When I took this gig with The Smoky Mountain News in July 2012, I packed Grace up with everything important that I owned and headed for Waynesville. Four boxes of books, three boxes of clothes, two boxes of vinyl records and my mountain bike. That was it.
And in the time from that move until last October, when Grace finally had enough, that truck and I saw so many wild and wondrous things around Southern Appalachia and the greater Southeast.
Driving Grace up a narrow and bumpy dirt road, half-a-dozen folks in the bed of the truck, heading to a mountaintop bonfire in depths of Crabtree (Haywood County), only to howl at the moon as fiery embers floated upward into the heavens.
Numerous trips up the Max Patch, always with the fear in the back of my mind of getting the rear-wheel drive truck stuck in the mud, ice and snow, unable to turn around (luckily that wasn’t the case). How about traversing seemingly every backroad of Western North Carolina, eh? Trying to find addresses on rusty or nonexistent mailboxes, in search of the source and the story which would ideally fill the pages of this publication.
All of those memories above flooded my field-of-vision when I received that message last Friday, inquiring about buying Grace. The guy was from way up on the Kentucky/Virginia border. He had cash in-hand, and could be in front of my house in four hours if I wanted to sell the Sonoma. I waited to reply and went to lunch. Thinking over the prospect of finally letting the truck go came to a head — I was ready. I messaged the guy we had a deal, awaiting his arrival.
I cleaned out the last of my things from the back of the old truck. At one point, I even found myself sitting in the driver’s seat for one last time, replaying in my head all the places myself and Grace had seen in our decade together. I also thought of my late grandfather, and what he would make of all the adventures and corners of the country I took his truck to.
Four hours later, the guy rolled up with his big truck and trailer. I helped load Grace up on the trailer, was handed $300, and watched her roll away to destinations unknown. It was sad, but I was comforted by my “new” truck nearby, a 2005 Toyota Tacoma (aka: “Lucinda”), and all the unknown adventures awaiting her and I.

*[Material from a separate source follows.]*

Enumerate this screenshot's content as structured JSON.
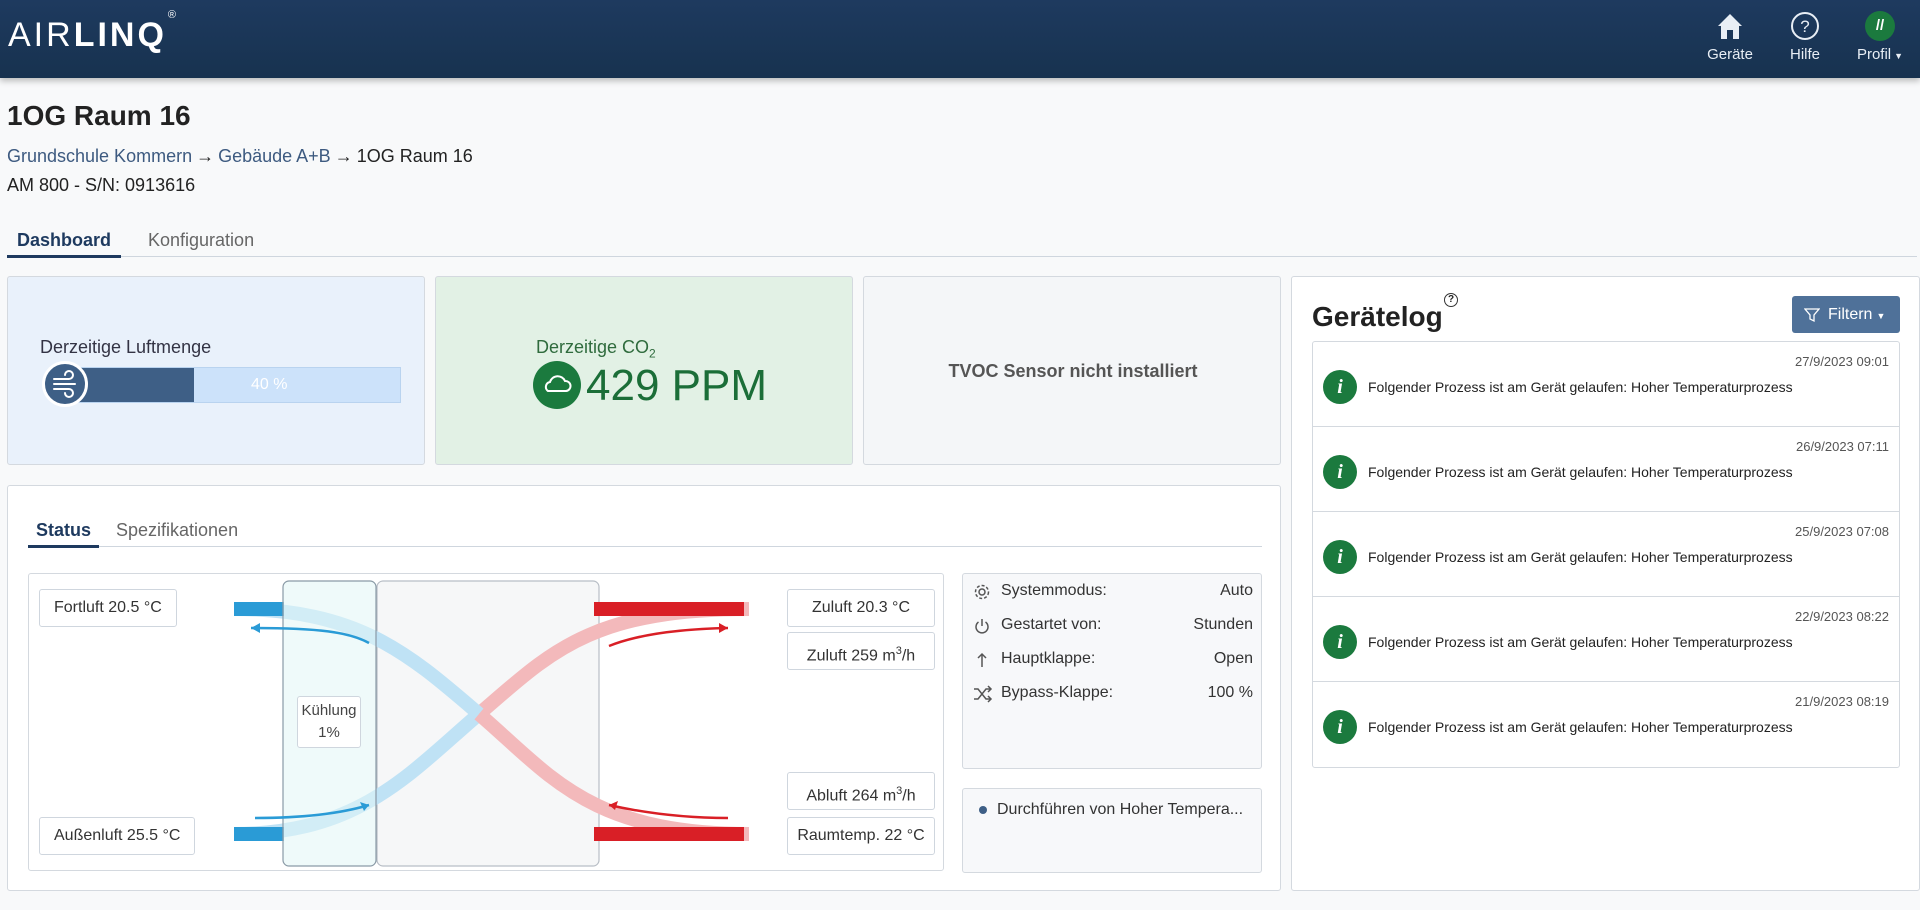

Life is beautiful, grasp for it, y’all.
1 Frog Level Brewing (Waynesville) will host Kevin Fuller (singer-songwriter) at 7 p.m. Saturday, Jan. 27.
2 Balsam Falls Brewing (Sylva) will host Shane Meade & Sean Shuffler (singer-songwriter) at 7 p.m. Wednesday, Jan. 31.
3 Water’n Hole Bar & Grill (Waynesville) will host Chicken Coop Willaye (Americana/bluegrass) at 9:30 p.m. Friday, Jan. 26.
4 Currahee Brewing (Franklin) will host Eric Hendrix & Dr. Todd Davis (singer-songwriter) at 7:30 p.m. Saturday, Jan. 27.
5 Soul Infusion Tea House & Bistro (Sylva) will host Jonathan Breedlove (singer-songwriter) at 7 p.m. Saturday, Jan. 27.